=== PROVIDED RECORDS ===
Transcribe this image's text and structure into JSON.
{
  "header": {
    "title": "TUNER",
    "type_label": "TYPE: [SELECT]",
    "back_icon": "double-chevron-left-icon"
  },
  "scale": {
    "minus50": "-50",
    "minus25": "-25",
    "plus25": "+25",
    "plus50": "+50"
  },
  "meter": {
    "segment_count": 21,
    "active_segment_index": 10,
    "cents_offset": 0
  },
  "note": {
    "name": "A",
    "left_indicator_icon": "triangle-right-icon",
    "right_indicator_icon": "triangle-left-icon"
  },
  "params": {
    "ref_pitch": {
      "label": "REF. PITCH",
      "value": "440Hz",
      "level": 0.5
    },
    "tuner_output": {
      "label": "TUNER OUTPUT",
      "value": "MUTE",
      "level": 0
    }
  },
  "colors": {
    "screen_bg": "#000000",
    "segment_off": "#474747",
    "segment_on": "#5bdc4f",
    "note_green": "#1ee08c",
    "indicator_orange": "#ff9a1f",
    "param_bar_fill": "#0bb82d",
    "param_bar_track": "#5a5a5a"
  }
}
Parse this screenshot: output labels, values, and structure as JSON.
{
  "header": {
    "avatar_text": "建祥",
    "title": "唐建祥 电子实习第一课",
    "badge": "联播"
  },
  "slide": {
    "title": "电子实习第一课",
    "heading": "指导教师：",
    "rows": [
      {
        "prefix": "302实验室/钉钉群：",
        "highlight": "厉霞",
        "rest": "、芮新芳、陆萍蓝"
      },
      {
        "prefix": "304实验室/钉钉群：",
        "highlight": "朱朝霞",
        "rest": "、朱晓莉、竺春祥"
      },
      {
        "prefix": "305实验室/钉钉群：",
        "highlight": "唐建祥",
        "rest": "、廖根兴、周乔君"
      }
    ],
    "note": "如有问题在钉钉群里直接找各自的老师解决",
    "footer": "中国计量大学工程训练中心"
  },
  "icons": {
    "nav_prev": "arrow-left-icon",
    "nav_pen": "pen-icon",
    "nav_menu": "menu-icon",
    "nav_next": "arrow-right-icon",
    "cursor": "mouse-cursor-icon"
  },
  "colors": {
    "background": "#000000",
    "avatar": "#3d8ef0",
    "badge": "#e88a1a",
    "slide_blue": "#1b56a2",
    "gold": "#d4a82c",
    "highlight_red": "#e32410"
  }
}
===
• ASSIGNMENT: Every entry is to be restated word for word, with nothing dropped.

• TASK RESPONSE:
Transcribe this image's text and structure into JSON.
{
  "header": {
    "title": "TUNER",
    "type_label": "TYPE: [SELECT]",
    "back_icon": "double-chevron-left-icon"
  },
  "scale": {
    "minus50": "-50",
    "minus25": "-25",
    "plus25": "+25",
    "plus50": "+50"
  },
  "meter": {
    "segment_count": 21,
    "active_segment_index": 10,
    "cents_offset": 0
  },
  "note": {
    "name": "A",
    "left_indicator_icon": "triangle-right-icon",
    "right_indicator_icon": "triangle-left-icon"
  },
  "params": {
    "ref_pitch": {
      "label": "REF. PITCH",
      "value": "440Hz",
      "level": 0.5
    },
    "tuner_output": {
      "label": "TUNER OUTPUT",
      "value": "MUTE",
      "level": 0
    }
  },
  "colors": {
    "screen_bg": "#000000",
    "segment_off": "#474747",
    "segment_on": "#5bdc4f",
    "note_green": "#1ee08c",
    "indicator_orange": "#ff9a1f",
    "param_bar_fill": "#0bb82d",
    "param_bar_track": "#5a5a5a"
  }
}
Parse this screenshot: output labels, values, and structure as JSON.
{
  "header": {
    "avatar_text": "建祥",
    "title": "唐建祥 电子实习第一课",
    "badge": "联播"
  },
  "slide": {
    "title": "电子实习第一课",
    "heading": "指导教师：",
    "rows": [
      {
        "prefix": "302实验室/钉钉群：",
        "highlight": "厉霞",
        "rest": "、芮新芳、陆萍蓝"
      },
      {
        "prefix": "304实验室/钉钉群：",
        "highlight": "朱朝霞",
        "rest": "、朱晓莉、竺春祥"
      },
      {
        "prefix": "305实验室/钉钉群：",
        "highlight": "唐建祥",
        "rest": "、廖根兴、周乔君"
      }
    ],
    "note": "如有问题在钉钉群里直接找各自的老师解决",
    "footer": "中国计量大学工程训练中心"
  },
  "icons": {
    "nav_prev": "arrow-left-icon",
    "nav_pen": "pen-icon",
    "nav_menu": "menu-icon",
    "nav_next": "arrow-right-icon",
    "cursor": "mouse-cursor-icon"
  },
  "colors": {
    "background": "#000000",
    "avatar": "#3d8ef0",
    "badge": "#e88a1a",
    "slide_blue": "#1b56a2",
    "gold": "#d4a82c",
    "highlight_red": "#e32410"
  }
}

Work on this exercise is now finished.